Unlike most organs whose fate is pre-determined, the gonad arises as a bipotential primordium that chooses to follow one of two developmental pathways. ‘Gonadal sex determination’ refers to the primary decision within gonadal cells to develop as a testis or ovary. Using genetic and systems biology approaches, we have investigated how Sry, the Y-linked sex-determining gene in mammals, functions to tip the bistable switch toward testis development. Questions currently at the top of our list are how the early gonad is initially established, how cells in the gonad community co-ordinate their fate, and how fate is maintained through epigenetic mechanisms.
Evolutionarily, sex determination a very plastic process. As a comparative model for sex determination, we investigate the red-eared slider turtle, T. scripta. In this species, the temperature of egg incubation controls gonadal sex determination. We are very interested in determining whether there are underlying similarities in the transcriptional network between mice and turtles, and we have begun to unravel the longstanding puzzle of how temperature influences the genetic pathway.
Because of its unique bipotential nature, the gonad is an ideal model of organogenesis. We use the dramatic reorganization of gonadal tissue into either testis or ovary morphology as a model for the study of organogenesis. Based on our knowledge of testis and ovary development, we are exploring the ability of the testis and ovary to regenerate and repair after damage.
Other work in the lab focuses on the interactions between germ cells and somatic cells in testis and ovary development. We are particularly interested in the transition from primordial germ cell to oogonia or spermatogonial stem cell during ovary and
testis development. This transition involves a period of cell cycle arrest during which the pluripotent genome is stabilized. We are very interested in the signals from the somatic environment that control this critical developmental transition and in the process within germ cells.
Experimental approaches in the lab include the use of molecular and biochemical techniques, advanced imaging methods, null mutant mice, transgenic reporter mice, organ culture/tissue recombination assays, mouse genetics and genomics, and systems biology/bioinformatics tools.
Some Current Areas of Interest

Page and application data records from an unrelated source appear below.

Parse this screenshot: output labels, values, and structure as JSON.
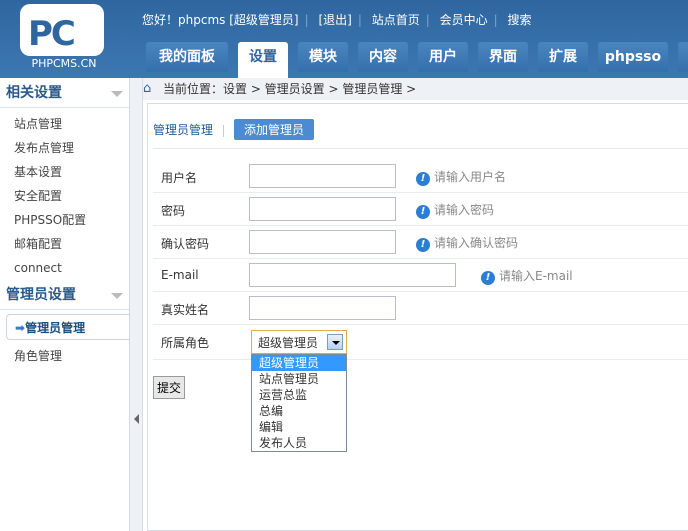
{
  "logo": {
    "text": "PC",
    "caption": "PHPCMS.CN"
  },
  "top_links": [
    "您好！phpcms [超级管理员]",
    "[退出]",
    "站点首页",
    "会员中心",
    "搜索"
  ],
  "tabs": [
    "我的面板",
    "设置",
    "模块",
    "内容",
    "用户",
    "界面",
    "扩展",
    "phpsso"
  ],
  "active_tab": "设置",
  "sidebar": {
    "sections": [
      {
        "title": "相关设置",
        "items": [
          "站点管理",
          "发布点管理",
          "基本设置",
          "安全配置",
          "PHPSSO配置",
          "邮箱配置",
          "connect"
        ]
      },
      {
        "title": "管理员设置",
        "items": [
          "管理员管理",
          "角色管理"
        ]
      }
    ],
    "active_item": "管理员管理"
  },
  "breadcrumb": "当前位置：设置 > 管理员设置 > 管理员管理 >",
  "subnav": {
    "link": "管理员管理",
    "button": "添加管理员"
  },
  "form": {
    "rows": [
      {
        "label": "用户名",
        "hint": "请输入用户名"
      },
      {
        "label": "密码",
        "hint": "请输入密码"
      },
      {
        "label": "确认密码",
        "hint": "请输入确认密码"
      },
      {
        "label": "E-mail",
        "hint": "请输入E-mail"
      },
      {
        "label": "真实姓名",
        "hint": ""
      }
    ],
    "role_label": "所属角色",
    "role_selected": "超级管理员",
    "role_options": [
      "超级管理员",
      "站点管理员",
      "运营总监",
      "总编",
      "编辑",
      "发布人员"
    ],
    "submit": "提交"
  }
}
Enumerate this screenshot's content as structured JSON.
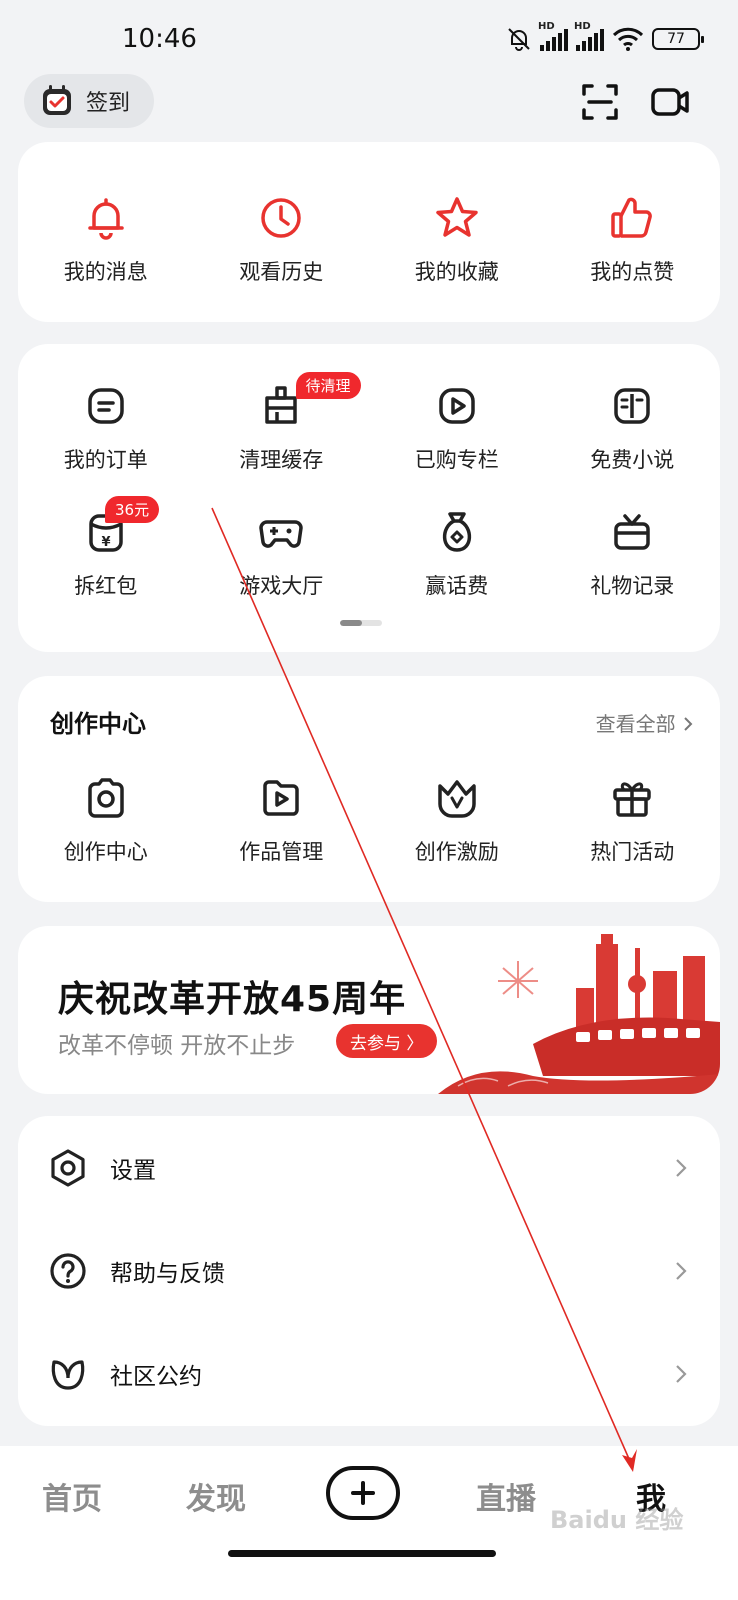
{
  "status": {
    "time": "10:46",
    "hd1": "HD",
    "hd2": "HD",
    "battery": "77"
  },
  "header": {
    "checkin_label": "签到"
  },
  "quick": [
    {
      "label": "我的消息",
      "icon": "bell-icon"
    },
    {
      "label": "观看历史",
      "icon": "clock-icon"
    },
    {
      "label": "我的收藏",
      "icon": "star-icon"
    },
    {
      "label": "我的点赞",
      "icon": "thumbs-up-icon"
    }
  ],
  "services": {
    "row1": [
      {
        "label": "我的订单",
        "icon": "order-icon"
      },
      {
        "label": "清理缓存",
        "icon": "broom-icon",
        "badge": "待清理"
      },
      {
        "label": "已购专栏",
        "icon": "play-square-icon"
      },
      {
        "label": "免费小说",
        "icon": "book-icon"
      }
    ],
    "row2": [
      {
        "label": "拆红包",
        "icon": "red-envelope-icon",
        "badge": "36元"
      },
      {
        "label": "游戏大厅",
        "icon": "gamepad-icon"
      },
      {
        "label": "赢话费",
        "icon": "money-bag-icon"
      },
      {
        "label": "礼物记录",
        "icon": "gift-box-icon"
      }
    ]
  },
  "creation": {
    "title": "创作中心",
    "view_all": "查看全部",
    "items": [
      {
        "label": "创作中心",
        "icon": "camera-icon"
      },
      {
        "label": "作品管理",
        "icon": "video-folder-icon"
      },
      {
        "label": "创作激励",
        "icon": "crown-icon"
      },
      {
        "label": "热门活动",
        "icon": "gift-icon"
      }
    ]
  },
  "banner": {
    "title": "庆祝改革开放45周年",
    "subtitle": "改革不停顿 开放不止步",
    "button": "去参与 〉"
  },
  "menu": [
    {
      "label": "设置",
      "icon": "settings-icon"
    },
    {
      "label": "帮助与反馈",
      "icon": "help-icon"
    },
    {
      "label": "社区公约",
      "icon": "leaf-icon"
    }
  ],
  "nav": {
    "home": "首页",
    "discover": "发现",
    "live": "直播",
    "me": "我"
  },
  "watermark": "Baidu 经验",
  "colors": {
    "accent": "#e8332f",
    "background": "#f2f3f5",
    "badge": "#f0282d"
  }
}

- How is cell fate established, coordinated across the gonad field, and maintained during sex determination in the mouse? How is this process integrated with proliferation?
- What portion of the gonadal sex determination network characterized in mice is conserved in red-eared slider turtles (Trachemys scripta elegans), where sex determination is regulated by temperature? How does temperature intersect the genetic pathway?
- How is the RNA-binding protein DND1 involved in establishment of spermatogonial stem cells in the testis? What are the somatic and environmental signals that influence the fate of male germ cells and the incidence of testicular tumors?
- How is the primordial follicle pool established during ovary development? What is the potential of the ovary to repair and recover from damage, and can this potential be harnessed in the clinic?
- Do Sertoli cells in the adult testis have regenerative capacity? Can defective Sertoli cells be replaced in situ?